Source: A Line Not Worth Crossing by Jeff Bryan, Citrus County Chronicle; 1/16/22
No story is worth crossing the line to gain readers or increase web views by citing unnamed sources. It’s what differentiates us from those willing to be first and those eager to drive up website traffic [...] We’re not willing to compromise our principles for a few extra clicks on our website. We’ll leave that glory to the bloggers
This Sunday commentary from the Executive Editor of the Chronicle was a direct shot at Just Wright Citrus' post two weeks ago about Target potentially coming to Citrus. I get Jeff's frustration here. However, I disagree with him on one point.
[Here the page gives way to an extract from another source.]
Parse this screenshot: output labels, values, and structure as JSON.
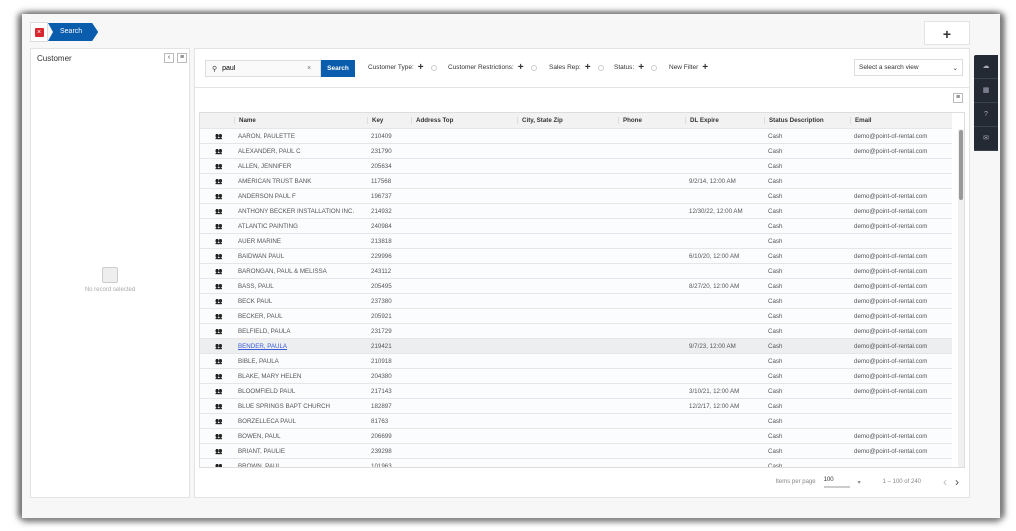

His assertion is that increased website traffic was the primary motivator behind Mike Wright's decision to publish the post about Target from an unnamed sole source, undercutting true journalistic principles. While Mike had a cringe moment bragging about the increased size of his audience in the next post, I truly don't think this is the case.
Mike's primary motivation, in my opinion, was far less about personal gain but equally (if not more) problematic. His standard for publication was asking the question, "is this story good for Citrus County?" Sounds great, right? The problem part is, according to whom.
Swap out "Target coming to Citrus" with "this politician I don't like running for office" and the lowered publication standard of "is this good for Citrus?" becomes one completely untethered from objective journalism and one instead trapped in a framework of personal bias.
My evidence for this is that Mike defended himself in a follow up post saying "this is pretty much how it works." Of course he thinks that! This lower publication standard has been the culture of the Chronicle for decades. Good journalism never played a role in the decision to publish because the story met the only criteria that mattered.
Fighting this culture was the entire reason I launched the Concurrent about a year ago. I'm happy Jeff wrote his piece, although I do think it's harsher than even my own criticism of the situation, but I do think he needs to recognize where this approach to reporting was learned.